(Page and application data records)
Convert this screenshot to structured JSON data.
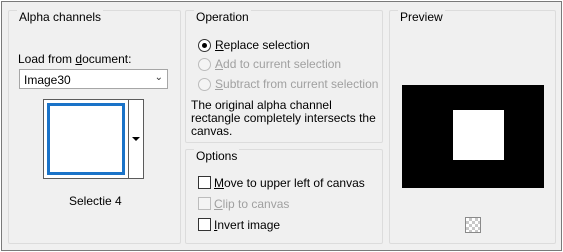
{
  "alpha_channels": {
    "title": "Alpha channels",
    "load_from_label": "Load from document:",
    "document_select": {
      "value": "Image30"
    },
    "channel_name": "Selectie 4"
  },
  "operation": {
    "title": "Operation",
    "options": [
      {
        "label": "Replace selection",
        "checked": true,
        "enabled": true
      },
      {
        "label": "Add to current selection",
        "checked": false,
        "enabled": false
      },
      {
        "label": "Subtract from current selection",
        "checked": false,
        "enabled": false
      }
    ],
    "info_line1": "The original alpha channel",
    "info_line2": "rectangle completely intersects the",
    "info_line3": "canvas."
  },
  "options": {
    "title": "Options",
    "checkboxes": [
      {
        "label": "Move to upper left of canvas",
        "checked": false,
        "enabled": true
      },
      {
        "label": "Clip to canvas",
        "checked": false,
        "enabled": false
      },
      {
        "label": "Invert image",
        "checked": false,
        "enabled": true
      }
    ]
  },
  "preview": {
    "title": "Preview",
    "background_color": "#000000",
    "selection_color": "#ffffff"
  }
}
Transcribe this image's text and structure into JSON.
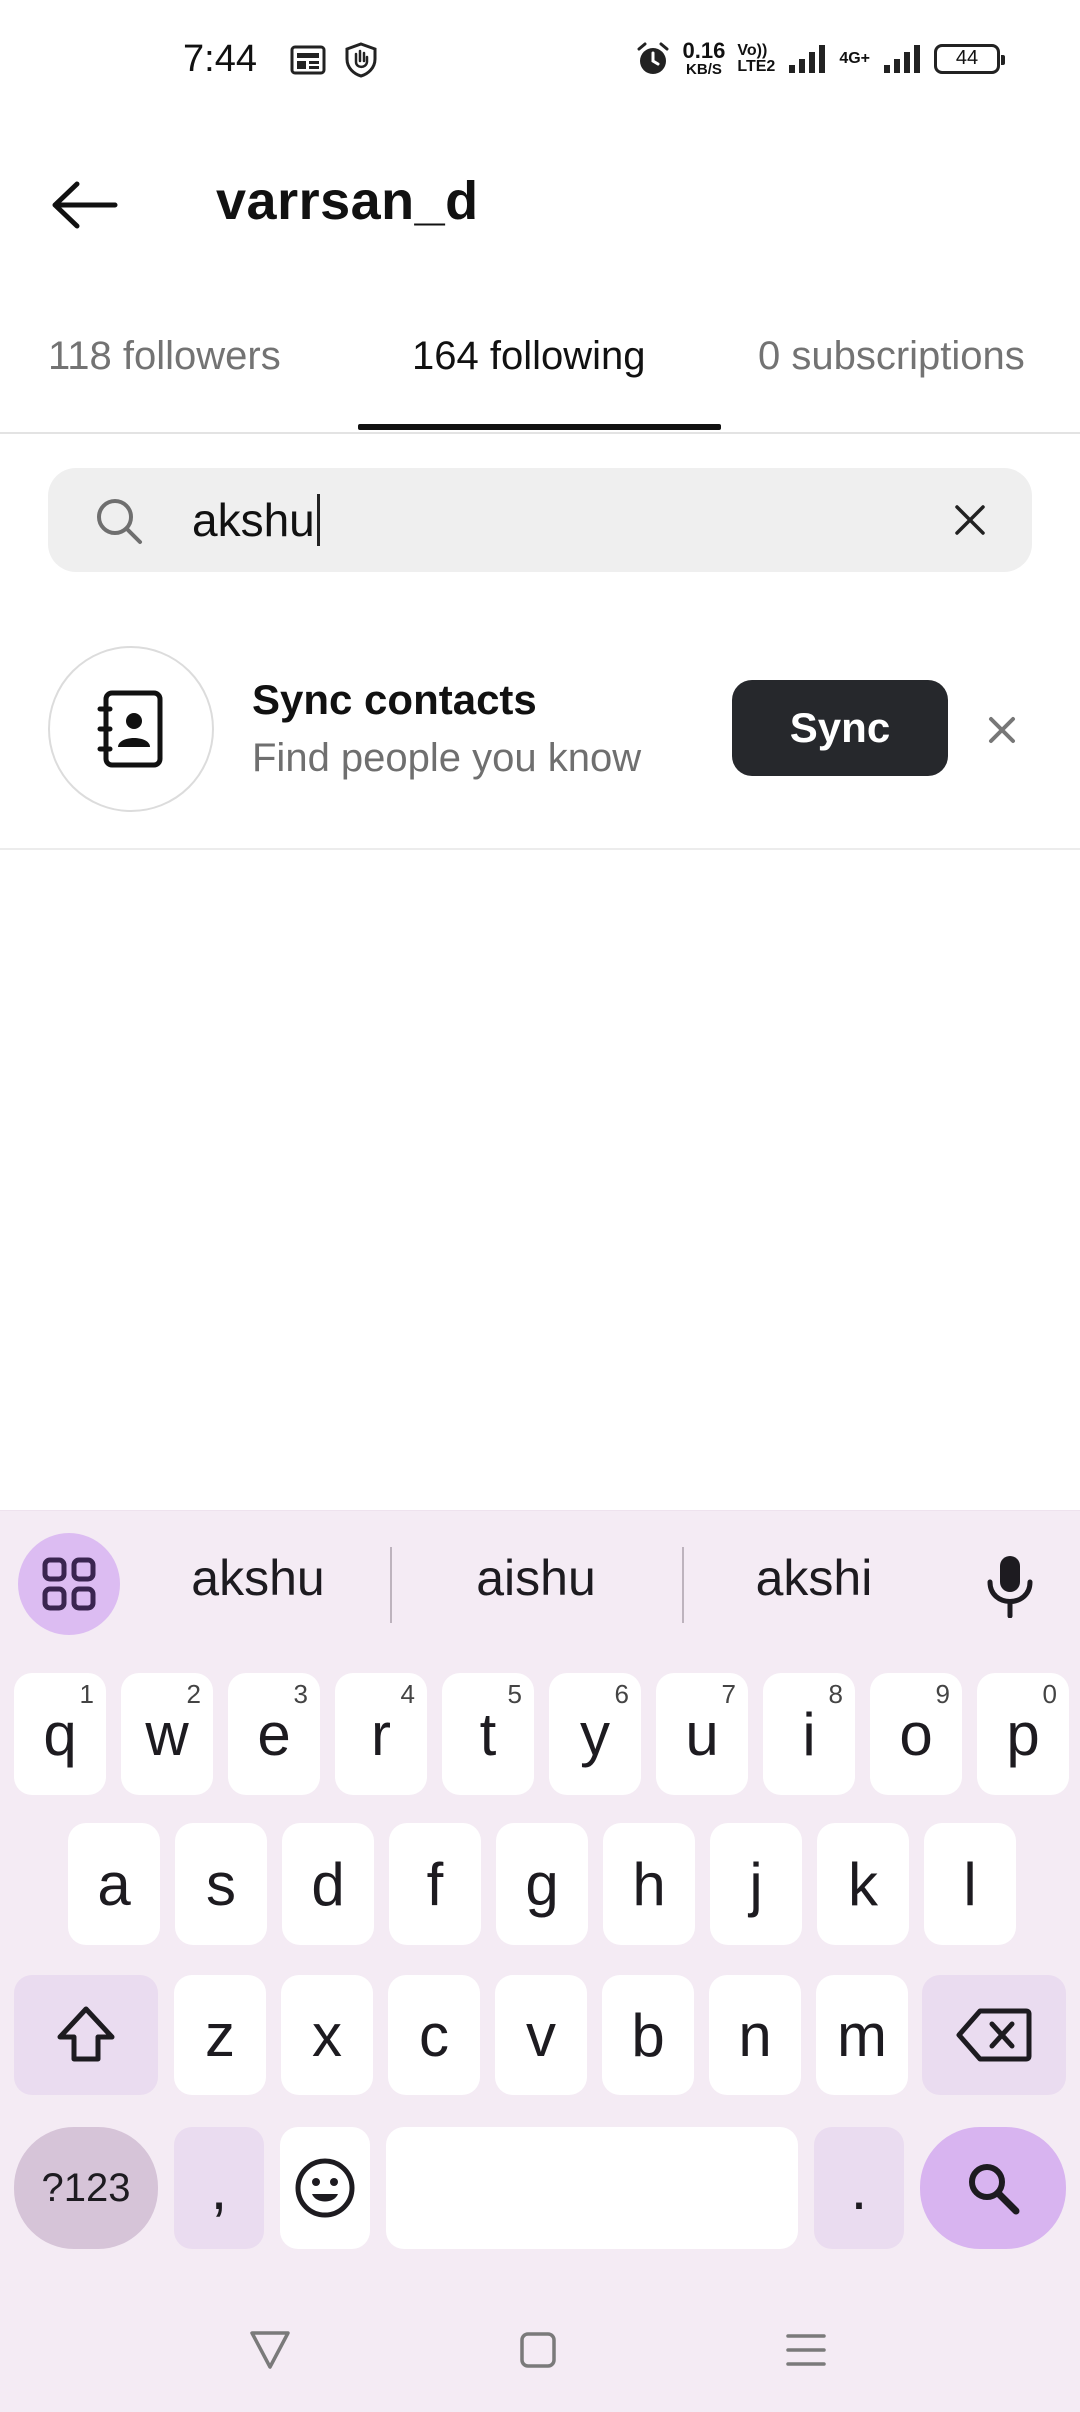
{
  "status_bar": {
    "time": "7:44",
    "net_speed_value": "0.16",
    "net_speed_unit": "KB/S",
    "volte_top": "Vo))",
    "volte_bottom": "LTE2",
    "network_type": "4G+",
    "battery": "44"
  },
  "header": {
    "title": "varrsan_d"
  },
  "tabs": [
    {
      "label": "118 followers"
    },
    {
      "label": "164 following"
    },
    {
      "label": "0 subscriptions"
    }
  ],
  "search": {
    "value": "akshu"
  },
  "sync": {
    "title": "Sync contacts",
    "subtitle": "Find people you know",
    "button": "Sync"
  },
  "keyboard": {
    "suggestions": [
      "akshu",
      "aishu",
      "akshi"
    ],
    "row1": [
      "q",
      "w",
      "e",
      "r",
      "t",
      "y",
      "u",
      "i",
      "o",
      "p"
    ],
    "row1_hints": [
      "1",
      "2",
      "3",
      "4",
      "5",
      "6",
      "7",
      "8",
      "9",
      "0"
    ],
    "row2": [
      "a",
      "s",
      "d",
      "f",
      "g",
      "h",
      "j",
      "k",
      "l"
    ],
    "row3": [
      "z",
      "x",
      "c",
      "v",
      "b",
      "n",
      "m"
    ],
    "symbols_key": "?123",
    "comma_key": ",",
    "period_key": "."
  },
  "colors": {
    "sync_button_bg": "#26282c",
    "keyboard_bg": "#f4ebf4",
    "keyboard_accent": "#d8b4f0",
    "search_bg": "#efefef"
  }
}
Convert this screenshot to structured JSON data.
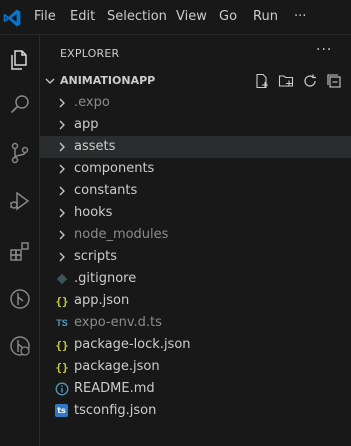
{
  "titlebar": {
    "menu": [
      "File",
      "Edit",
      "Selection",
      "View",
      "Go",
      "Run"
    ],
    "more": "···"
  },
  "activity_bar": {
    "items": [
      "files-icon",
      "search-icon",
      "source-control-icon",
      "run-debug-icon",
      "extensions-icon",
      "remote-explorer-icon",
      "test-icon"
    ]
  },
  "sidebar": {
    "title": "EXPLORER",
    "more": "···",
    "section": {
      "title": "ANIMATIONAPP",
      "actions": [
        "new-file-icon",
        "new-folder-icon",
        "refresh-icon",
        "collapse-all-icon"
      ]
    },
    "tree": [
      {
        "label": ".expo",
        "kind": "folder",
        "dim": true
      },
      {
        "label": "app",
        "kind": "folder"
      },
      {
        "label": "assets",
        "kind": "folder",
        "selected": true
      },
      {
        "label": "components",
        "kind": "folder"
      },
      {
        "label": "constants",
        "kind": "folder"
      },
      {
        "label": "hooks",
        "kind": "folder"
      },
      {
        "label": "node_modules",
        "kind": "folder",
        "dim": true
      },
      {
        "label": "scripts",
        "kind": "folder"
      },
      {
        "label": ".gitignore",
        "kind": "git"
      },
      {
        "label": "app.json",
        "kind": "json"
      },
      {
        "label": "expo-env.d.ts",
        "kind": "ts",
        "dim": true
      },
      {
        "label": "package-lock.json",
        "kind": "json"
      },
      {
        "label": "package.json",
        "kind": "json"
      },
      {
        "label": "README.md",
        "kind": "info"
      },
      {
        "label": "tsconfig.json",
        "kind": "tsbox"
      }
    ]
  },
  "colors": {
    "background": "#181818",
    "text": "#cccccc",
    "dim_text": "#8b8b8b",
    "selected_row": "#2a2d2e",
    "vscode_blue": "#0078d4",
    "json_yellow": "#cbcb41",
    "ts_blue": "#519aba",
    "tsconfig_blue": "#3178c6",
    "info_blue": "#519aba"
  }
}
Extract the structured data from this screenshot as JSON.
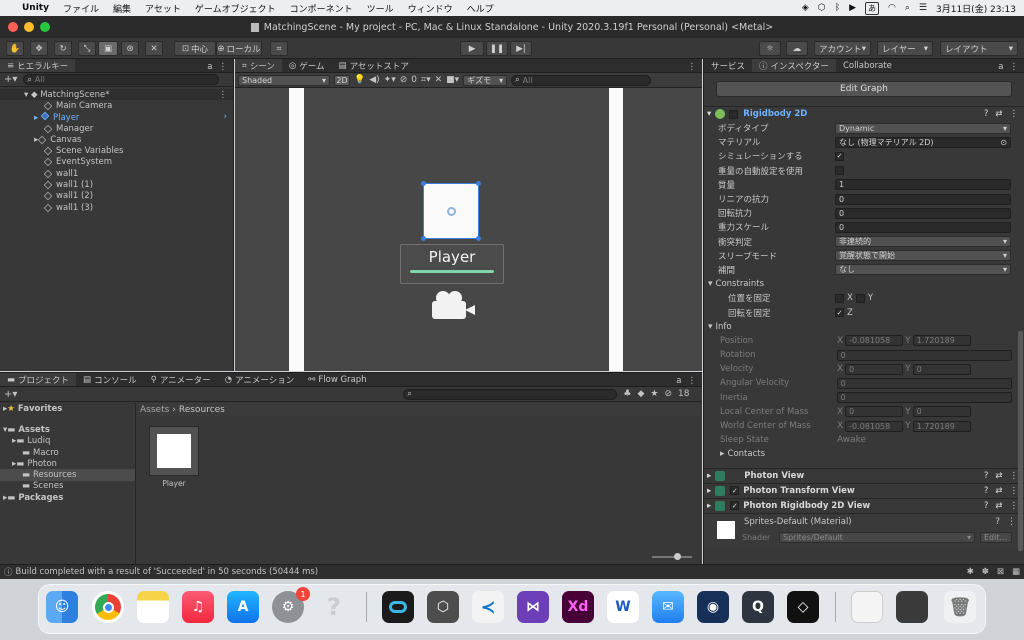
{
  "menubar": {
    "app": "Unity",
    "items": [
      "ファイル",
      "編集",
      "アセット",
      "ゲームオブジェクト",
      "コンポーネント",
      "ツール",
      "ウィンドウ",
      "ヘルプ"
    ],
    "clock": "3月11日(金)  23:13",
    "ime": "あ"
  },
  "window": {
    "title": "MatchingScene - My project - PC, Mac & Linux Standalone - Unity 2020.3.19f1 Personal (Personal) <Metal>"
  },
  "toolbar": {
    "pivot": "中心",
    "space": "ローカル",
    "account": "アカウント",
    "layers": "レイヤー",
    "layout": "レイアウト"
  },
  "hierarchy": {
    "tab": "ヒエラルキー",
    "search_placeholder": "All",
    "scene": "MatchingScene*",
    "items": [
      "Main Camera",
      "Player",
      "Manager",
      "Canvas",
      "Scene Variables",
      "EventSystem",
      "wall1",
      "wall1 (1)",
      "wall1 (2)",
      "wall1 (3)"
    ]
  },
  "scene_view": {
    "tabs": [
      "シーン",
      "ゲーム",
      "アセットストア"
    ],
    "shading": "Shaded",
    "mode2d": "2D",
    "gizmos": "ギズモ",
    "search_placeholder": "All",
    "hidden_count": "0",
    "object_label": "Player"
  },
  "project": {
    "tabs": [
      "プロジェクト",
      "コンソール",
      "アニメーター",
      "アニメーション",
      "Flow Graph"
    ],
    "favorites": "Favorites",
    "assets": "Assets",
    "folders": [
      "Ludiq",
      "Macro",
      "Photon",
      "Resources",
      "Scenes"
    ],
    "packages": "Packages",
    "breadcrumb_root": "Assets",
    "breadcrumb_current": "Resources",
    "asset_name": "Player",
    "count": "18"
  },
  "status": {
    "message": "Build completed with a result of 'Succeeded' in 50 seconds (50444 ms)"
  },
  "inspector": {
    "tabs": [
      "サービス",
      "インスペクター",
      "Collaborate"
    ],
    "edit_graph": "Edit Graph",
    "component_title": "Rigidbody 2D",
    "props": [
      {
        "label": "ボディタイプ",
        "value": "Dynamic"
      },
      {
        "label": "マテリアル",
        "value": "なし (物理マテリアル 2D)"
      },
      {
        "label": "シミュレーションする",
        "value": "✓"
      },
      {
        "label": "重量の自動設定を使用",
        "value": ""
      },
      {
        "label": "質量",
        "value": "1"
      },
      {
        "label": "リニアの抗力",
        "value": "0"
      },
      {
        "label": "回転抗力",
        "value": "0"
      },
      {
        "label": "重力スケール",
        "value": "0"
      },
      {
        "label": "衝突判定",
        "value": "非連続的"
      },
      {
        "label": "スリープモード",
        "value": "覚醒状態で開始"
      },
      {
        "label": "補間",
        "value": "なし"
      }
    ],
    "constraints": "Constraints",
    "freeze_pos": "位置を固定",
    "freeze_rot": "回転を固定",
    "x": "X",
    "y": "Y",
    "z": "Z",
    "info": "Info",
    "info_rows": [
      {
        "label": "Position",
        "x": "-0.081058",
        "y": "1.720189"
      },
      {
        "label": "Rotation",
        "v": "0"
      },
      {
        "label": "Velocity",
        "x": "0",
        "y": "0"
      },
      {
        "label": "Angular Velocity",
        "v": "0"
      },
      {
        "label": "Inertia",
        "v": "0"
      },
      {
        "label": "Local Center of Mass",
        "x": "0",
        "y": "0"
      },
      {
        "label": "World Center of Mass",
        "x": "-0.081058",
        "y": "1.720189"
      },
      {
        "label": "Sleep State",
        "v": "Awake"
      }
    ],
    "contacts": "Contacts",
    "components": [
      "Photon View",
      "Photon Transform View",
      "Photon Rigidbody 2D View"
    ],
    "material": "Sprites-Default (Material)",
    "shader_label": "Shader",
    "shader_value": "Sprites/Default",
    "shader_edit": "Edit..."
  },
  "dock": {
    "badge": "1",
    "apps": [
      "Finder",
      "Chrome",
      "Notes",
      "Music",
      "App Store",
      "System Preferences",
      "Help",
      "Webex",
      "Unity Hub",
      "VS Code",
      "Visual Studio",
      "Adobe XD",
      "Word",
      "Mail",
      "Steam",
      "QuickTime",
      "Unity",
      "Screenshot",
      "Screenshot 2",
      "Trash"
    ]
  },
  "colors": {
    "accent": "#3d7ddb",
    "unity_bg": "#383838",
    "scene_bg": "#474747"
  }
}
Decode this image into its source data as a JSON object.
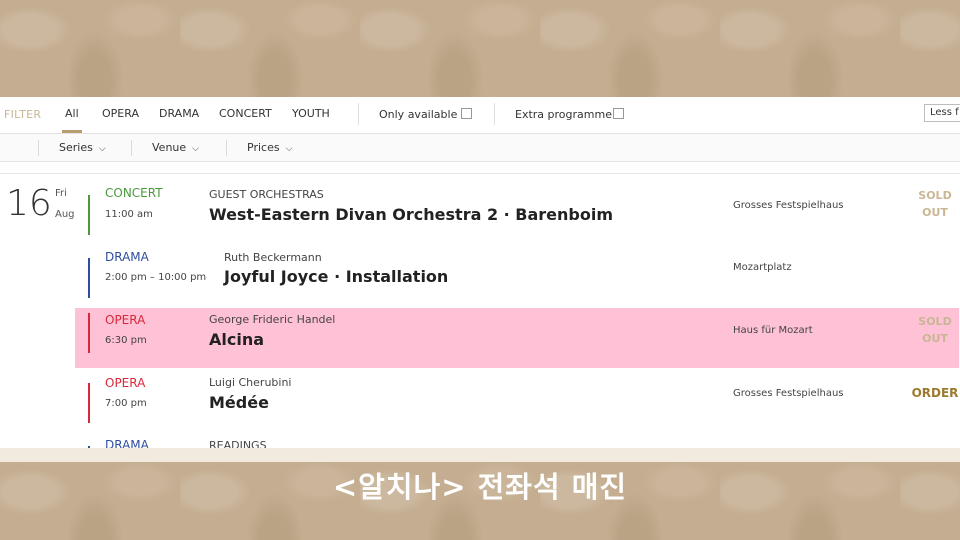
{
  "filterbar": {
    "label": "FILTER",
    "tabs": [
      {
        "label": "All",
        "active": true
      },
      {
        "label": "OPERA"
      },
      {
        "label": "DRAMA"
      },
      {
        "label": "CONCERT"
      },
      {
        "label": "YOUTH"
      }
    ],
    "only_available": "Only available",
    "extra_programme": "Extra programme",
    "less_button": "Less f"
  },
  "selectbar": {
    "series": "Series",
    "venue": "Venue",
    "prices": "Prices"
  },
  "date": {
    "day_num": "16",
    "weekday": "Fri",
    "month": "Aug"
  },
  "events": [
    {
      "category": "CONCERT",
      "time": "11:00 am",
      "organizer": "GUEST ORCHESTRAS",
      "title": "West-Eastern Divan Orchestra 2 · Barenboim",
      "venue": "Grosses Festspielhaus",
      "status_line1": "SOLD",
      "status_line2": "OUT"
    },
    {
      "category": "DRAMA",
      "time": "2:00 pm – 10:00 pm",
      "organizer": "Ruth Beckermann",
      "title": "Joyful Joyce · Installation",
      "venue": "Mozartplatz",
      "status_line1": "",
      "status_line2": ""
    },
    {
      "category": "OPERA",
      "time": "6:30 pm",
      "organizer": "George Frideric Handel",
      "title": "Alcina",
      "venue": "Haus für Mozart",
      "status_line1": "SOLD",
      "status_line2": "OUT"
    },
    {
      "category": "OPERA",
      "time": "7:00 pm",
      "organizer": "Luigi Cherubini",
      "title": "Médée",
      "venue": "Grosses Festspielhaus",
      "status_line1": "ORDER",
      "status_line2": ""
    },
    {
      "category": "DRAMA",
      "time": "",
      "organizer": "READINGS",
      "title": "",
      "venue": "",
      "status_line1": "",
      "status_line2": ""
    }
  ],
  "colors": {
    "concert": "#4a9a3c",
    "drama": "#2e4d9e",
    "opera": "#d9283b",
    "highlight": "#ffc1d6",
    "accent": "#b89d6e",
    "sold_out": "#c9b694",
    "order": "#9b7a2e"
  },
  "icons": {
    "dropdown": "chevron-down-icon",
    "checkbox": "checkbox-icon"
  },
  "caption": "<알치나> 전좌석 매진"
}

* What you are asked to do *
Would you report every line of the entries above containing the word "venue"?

* Answer to this task *
    "venue": "Venue",
      "venue": "Grosses Festspielhaus",
      "venue": "Mozartplatz",
      "venue": "Haus für Mozart",
      "venue": "Grosses Festspielhaus",
      "venue": "",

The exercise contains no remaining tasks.